“That would give legitimacy to the discussion, for sure.” Rachel said. “I like it. It would involve everyone. I am sure the tech wizards at Google and other tech companies could put that together with the challenge to make it transparent and a real use of the Internet for the 21st century. But you also mentioned education. What are your thoughts in that regard?”

“Well, that is where the corporations can come in again. At the press conference, I am going to challenge them to do their civic duty for the ConProAm to serve as educational sponsors. For example, TeachingAmericanHistory.org has a great outline of the 1787 Convention entitled ‘The Constitutional Convention as a Four Act Drama.’ I am going to propose corporations sponsor that as a live event across the country. Or take other significant issues, say the Eleventh Amendment which established the popular election of United States Senators by the people of the states which replaced Article I, §3 of the Constitution, which mandated Senators were to be elected by state legislatures. That caused a radical shift in the power of the Federal Government as States no longer had a direct voice and Senators became the patsies of special interests. The ignorance of the Citizens of the United States of its history is appalling and I see this moment as a time to address that.”

“I like it. You really are the right person to lead the ConProAm forward. But what about the artificial intelligence you mentioned?” Rachel said, looking a bit longer into Blair’s eyes than necessary.

Blair paused and returned her gaze and then continued, “Imagine then we have this massive database of proposed amendments coupled with online debates on the various proposed amendments.
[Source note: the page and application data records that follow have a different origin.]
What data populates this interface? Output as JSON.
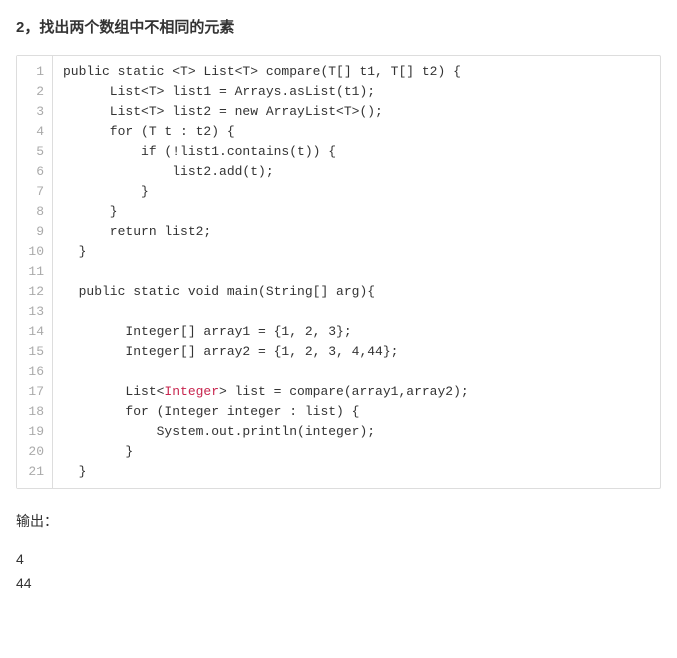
{
  "heading": "2，找出两个数组中不相同的元素",
  "code_lines": [
    {
      "n": "1",
      "segs": [
        {
          "t": "public static <T> List<T> compare(T[] t1, T[] t2) {"
        }
      ]
    },
    {
      "n": "2",
      "segs": [
        {
          "t": "      List<T> list1 = Arrays.asList(t1);"
        }
      ]
    },
    {
      "n": "3",
      "segs": [
        {
          "t": "      List<T> list2 = new ArrayList<T>();"
        }
      ]
    },
    {
      "n": "4",
      "segs": [
        {
          "t": "      for (T t : t2) {"
        }
      ]
    },
    {
      "n": "5",
      "segs": [
        {
          "t": "          if (!list1.contains(t)) {"
        }
      ]
    },
    {
      "n": "6",
      "segs": [
        {
          "t": "              list2.add(t);"
        }
      ]
    },
    {
      "n": "7",
      "segs": [
        {
          "t": "          }"
        }
      ]
    },
    {
      "n": "8",
      "segs": [
        {
          "t": "      }"
        }
      ]
    },
    {
      "n": "9",
      "segs": [
        {
          "t": "      return list2;"
        }
      ]
    },
    {
      "n": "10",
      "segs": [
        {
          "t": "  }"
        }
      ]
    },
    {
      "n": "11",
      "segs": [
        {
          "t": ""
        }
      ]
    },
    {
      "n": "12",
      "segs": [
        {
          "t": "  public static void main(String[] arg){"
        }
      ]
    },
    {
      "n": "13",
      "segs": [
        {
          "t": ""
        }
      ]
    },
    {
      "n": "14",
      "segs": [
        {
          "t": "        Integer[] array1 = {1, 2, 3};"
        }
      ]
    },
    {
      "n": "15",
      "segs": [
        {
          "t": "        Integer[] array2 = {1, 2, 3, 4,44};"
        }
      ]
    },
    {
      "n": "16",
      "segs": [
        {
          "t": ""
        }
      ]
    },
    {
      "n": "17",
      "segs": [
        {
          "t": "        List<"
        },
        {
          "t": "Integer",
          "cls": "k-type"
        },
        {
          "t": "> list = compare(array1,array2);"
        }
      ]
    },
    {
      "n": "18",
      "segs": [
        {
          "t": "        for (Integer integer : list) {"
        }
      ]
    },
    {
      "n": "19",
      "segs": [
        {
          "t": "            System.out.println(integer);"
        }
      ]
    },
    {
      "n": "20",
      "segs": [
        {
          "t": "        }"
        }
      ]
    },
    {
      "n": "21",
      "segs": [
        {
          "t": "  }"
        }
      ]
    }
  ],
  "output_label": "输出：",
  "output_values": [
    "4",
    "44"
  ]
}
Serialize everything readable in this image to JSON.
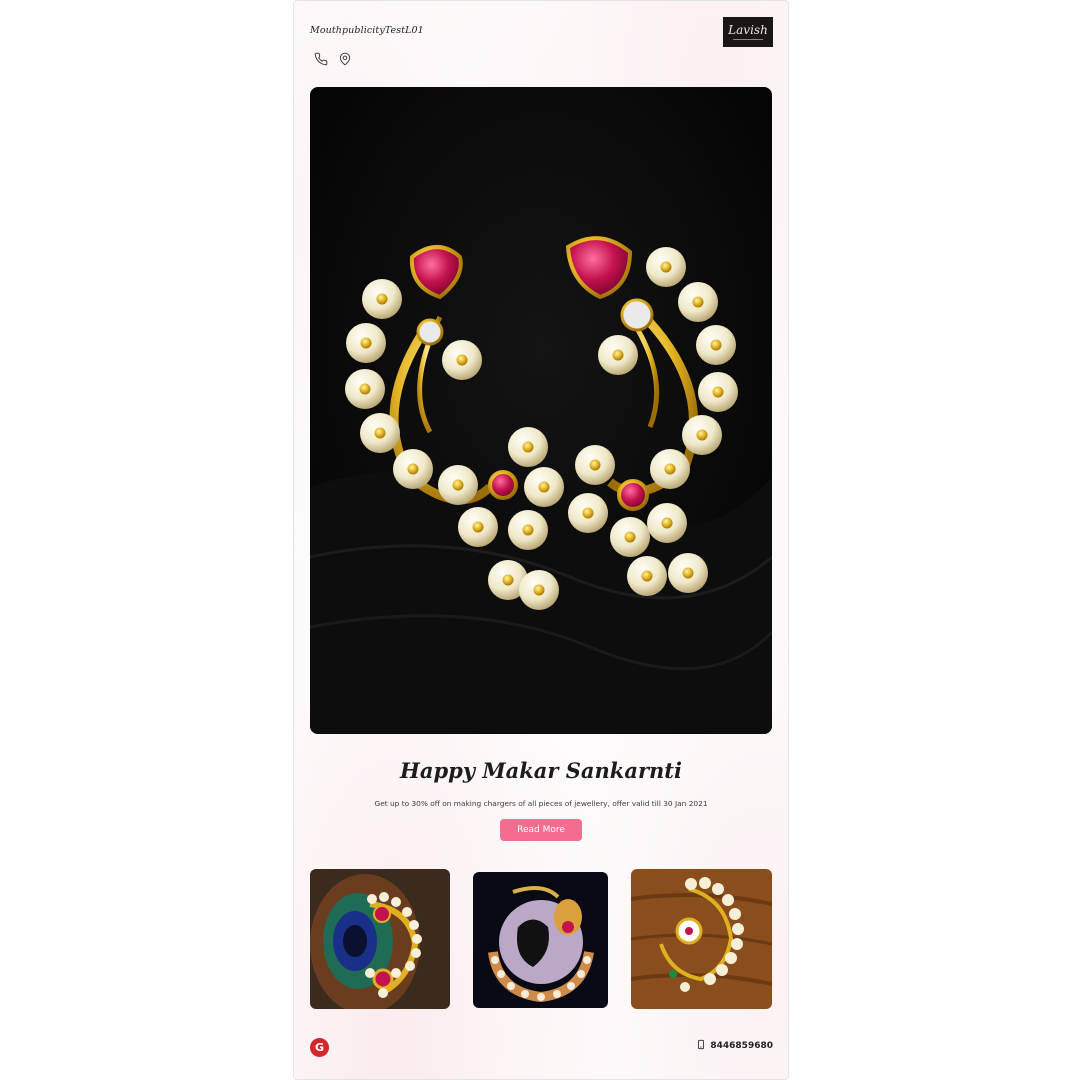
{
  "header": {
    "brand_name": "MouthpublicityTestL01",
    "logo_text": "Lavish",
    "icons": [
      "phone-icon",
      "location-pin-icon"
    ]
  },
  "hero": {
    "image": "gold-pearl-nath-earrings-on-black-fabric"
  },
  "offer": {
    "title": "Happy Makar Sankarnti",
    "description": "Get up to 30% off on making chargers of all pieces of jewellery, offer valid till 30 Jan 2021",
    "button_label": "Read More",
    "button_color": "#f26d8f"
  },
  "gallery": [
    {
      "image": "nath-on-peacock-feather"
    },
    {
      "image": "nath-with-peacock-silhouette"
    },
    {
      "image": "nath-on-wooden-background"
    }
  ],
  "footer": {
    "google_icon": "G",
    "phone_icon": "mobile-phone-icon",
    "phone": "8446859680"
  },
  "colors": {
    "accent": "#f26d8f",
    "google_red": "#d6262c",
    "logo_bg": "#1a1616"
  }
}
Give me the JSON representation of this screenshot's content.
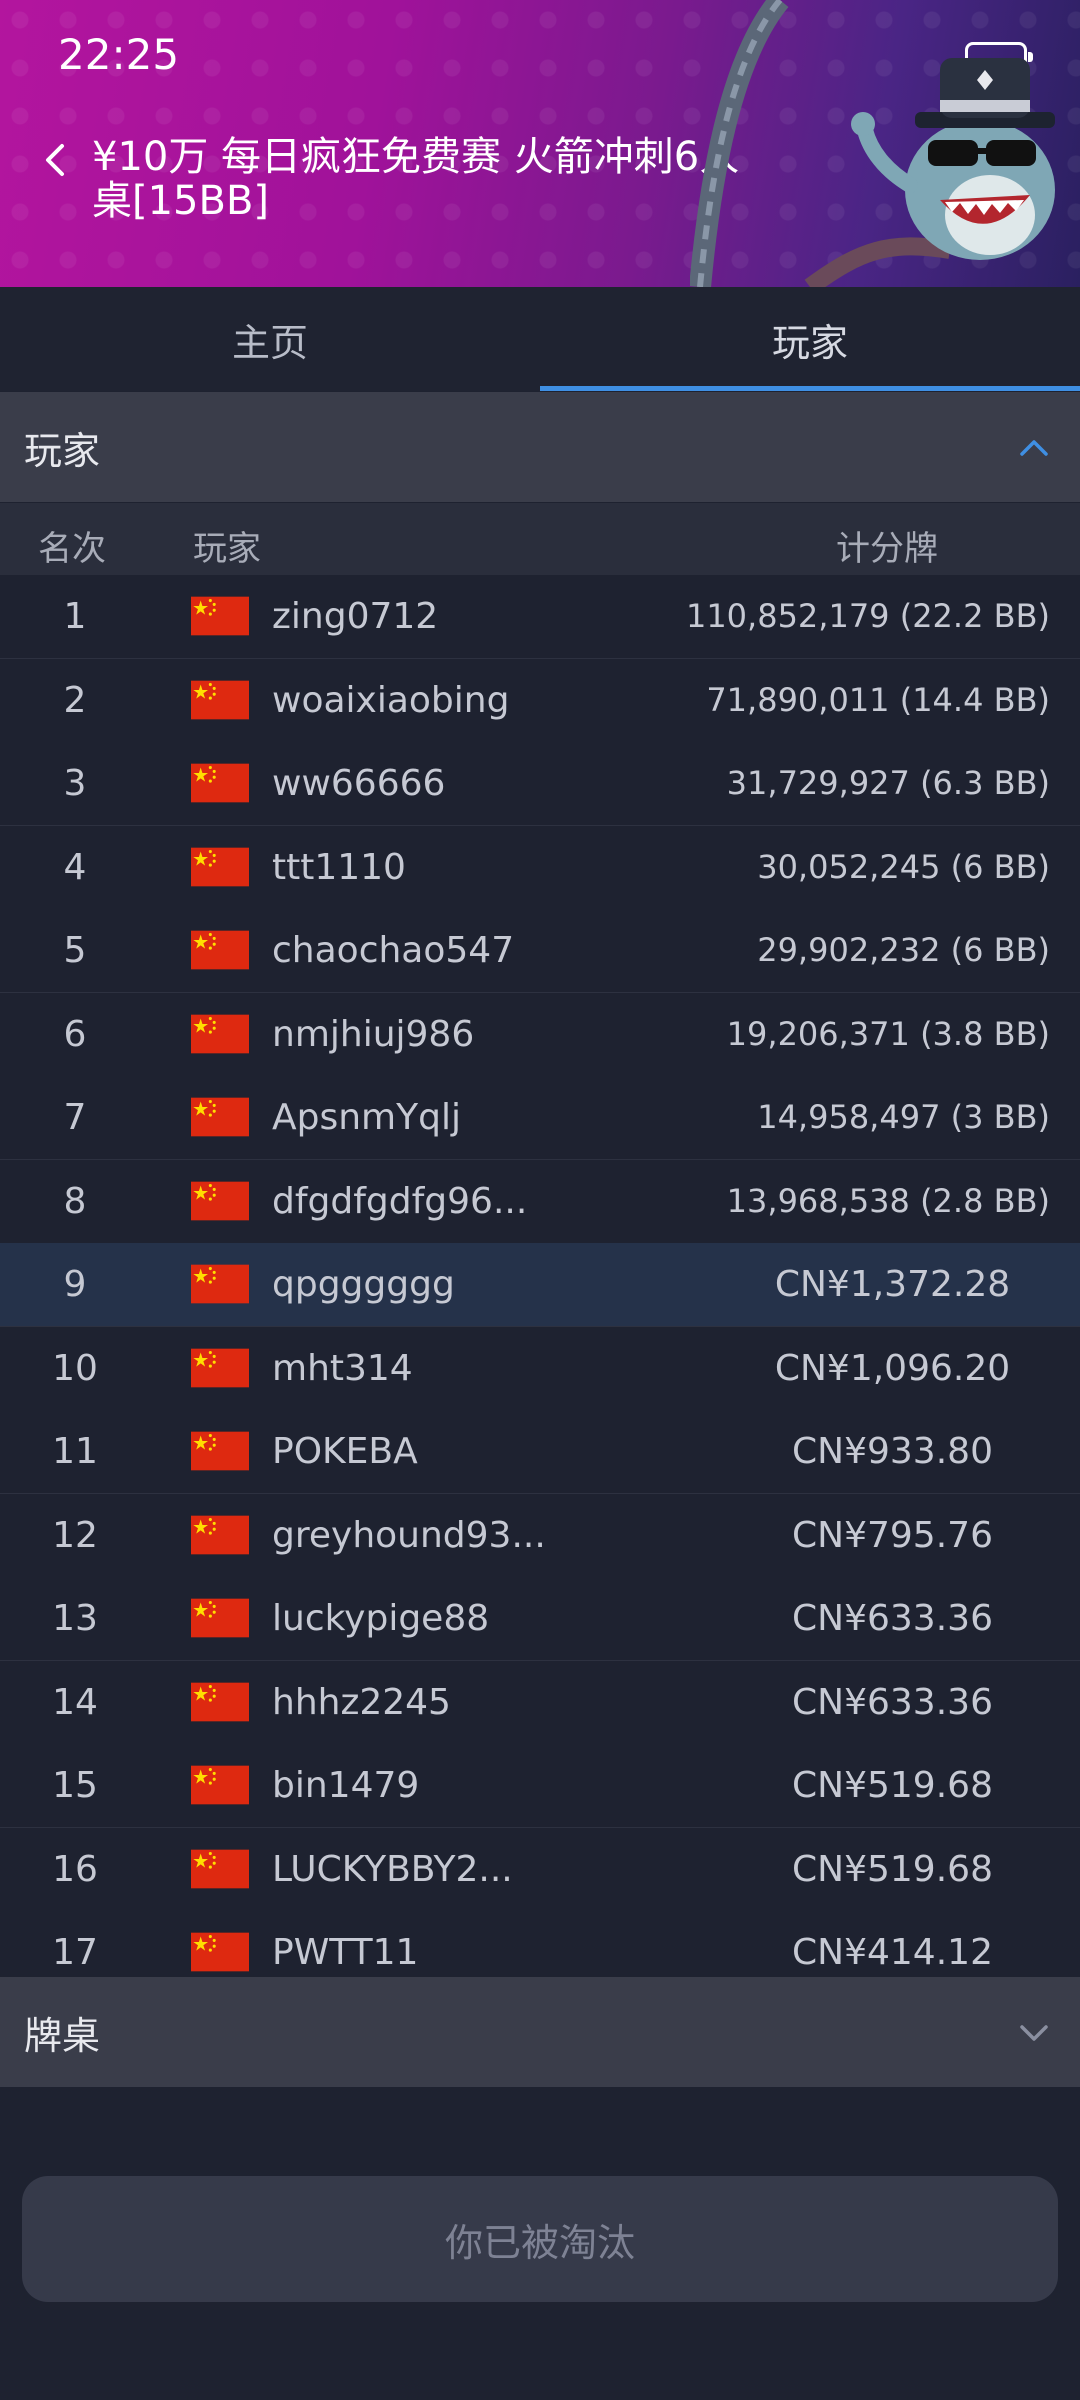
{
  "status": {
    "time": "22:25"
  },
  "header": {
    "title": "¥10万 每日疯狂免费赛 火箭冲刺6人桌[15BB]"
  },
  "tabs": [
    {
      "label": "主页",
      "active": false
    },
    {
      "label": "玩家",
      "active": true
    }
  ],
  "players_section": {
    "label": "玩家",
    "expanded": true
  },
  "columns": {
    "rank": "名次",
    "player": "玩家",
    "chips": "计分牌"
  },
  "rows": [
    {
      "rank": "1",
      "name": "zing0712",
      "score": "110,852,179 (22.2 BB)"
    },
    {
      "rank": "2",
      "name": "woaixiaobing",
      "score": "71,890,011 (14.4 BB)"
    },
    {
      "rank": "3",
      "name": "ww66666",
      "score": "31,729,927 (6.3 BB)"
    },
    {
      "rank": "4",
      "name": "ttt1110",
      "score": "30,052,245 (6 BB)"
    },
    {
      "rank": "5",
      "name": "chaochao547",
      "score": "29,902,232 (6 BB)"
    },
    {
      "rank": "6",
      "name": "nmjhiuj986",
      "score": "19,206,371 (3.8 BB)"
    },
    {
      "rank": "7",
      "name": "ApsnmYqlj",
      "score": "14,958,497 (3 BB)"
    },
    {
      "rank": "8",
      "name": "dfgdfgdfg96...",
      "score": "13,968,538 (2.8 BB)"
    },
    {
      "rank": "9",
      "name": "qpgggggg",
      "score": "CN¥1,372.28"
    },
    {
      "rank": "10",
      "name": "mht314",
      "score": "CN¥1,096.20"
    },
    {
      "rank": "11",
      "name": "POKEBA",
      "score": "CN¥933.80"
    },
    {
      "rank": "12",
      "name": "greyhound93...",
      "score": "CN¥795.76"
    },
    {
      "rank": "13",
      "name": "luckypige88",
      "score": "CN¥633.36"
    },
    {
      "rank": "14",
      "name": "hhhz2245",
      "score": "CN¥633.36"
    },
    {
      "rank": "15",
      "name": "bin1479",
      "score": "CN¥519.68"
    },
    {
      "rank": "16",
      "name": "LUCKYBBY2...",
      "score": "CN¥519.68"
    },
    {
      "rank": "17",
      "name": "PWTT11",
      "score": "CN¥414.12"
    }
  ],
  "tables_section": {
    "label": "牌桌",
    "expanded": false
  },
  "eliminated_button": {
    "label": "你已被淘汰"
  },
  "colors": {
    "accent": "#3f8fe3",
    "background": "#1e2230",
    "highlight_row": "#25324a"
  }
}
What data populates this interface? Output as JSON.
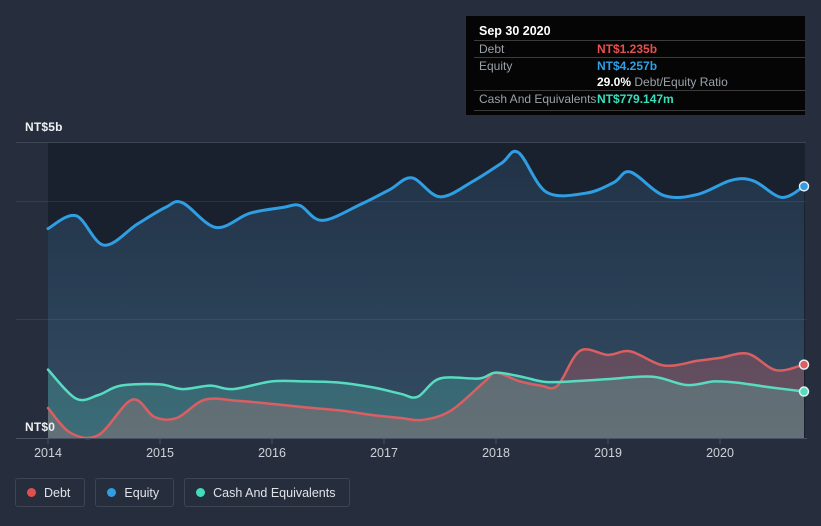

Now you release an artificial intelligence on that database to arrive at proposals that would likely produce the amendments that could secure ratification. The combination of these amendment communities’ expressions and artificial intelligence analysis creates a Collective Intelligence which, through methods such as topic modeling, link and synthesize across these human contributions producing a structure for our federal/state/individual rights. Scary as it may sound, this sort of AI could serve an important role as a scholar, a synthesizer, and an evidence-based decision maker for amending the Constitution. The end result can benefit the social construction of our federal system.”

“I get that”, Rachel said. “The Wisdom of the Crowds would engage a large numbers of diverse individuals thereby producing a better solution than any single point of view could provide. The different perspectives avoid the solutions that a group of like-minded individuals -- I am referring to the age, ethnicity, wealth and social standing of the all-white, mostly male, homogeneous Congress and state legislatures -- would provide. Moreover, diverse groups will be involved in the process and thus invested in the process.”

“My thoughts exactly. Those are the three items I want to raise at the Press Conference next week. Now it’s your turn. What have you come up with?”

“I guess I am thinking more logistically. First, we need an office, a staff and budget. I am happy to take those tasks on and let you focus on the bigger issues”, Rachel said.

“That would be great as that is not my strong suit. I would recommend we keep the employees all Washington, D.C. residents to avoid any state being favored”, Blair said.

“I agree. Second, we need to find a dignified place to hold the ConProAm. It deserves certain majesty. Judge Garland set the place as Washington, D.C. I was thinking the National Building museum; lots of space to set up a Convention with three stories of galleries for the press and public to watch.”

“I have been there several times. That would be perfect. Jump on that first thing. It would be a great place to have our offices too. I am sure they would clear any conflicts to let us have the facility.” Blair said.

“Third, we need a Website, pronto. I expect we are going to be deluged with inquiries. Do you want me to take on that as well?”

“Rachel, I think this is the beginning of a beautiful friendship.” Blair said.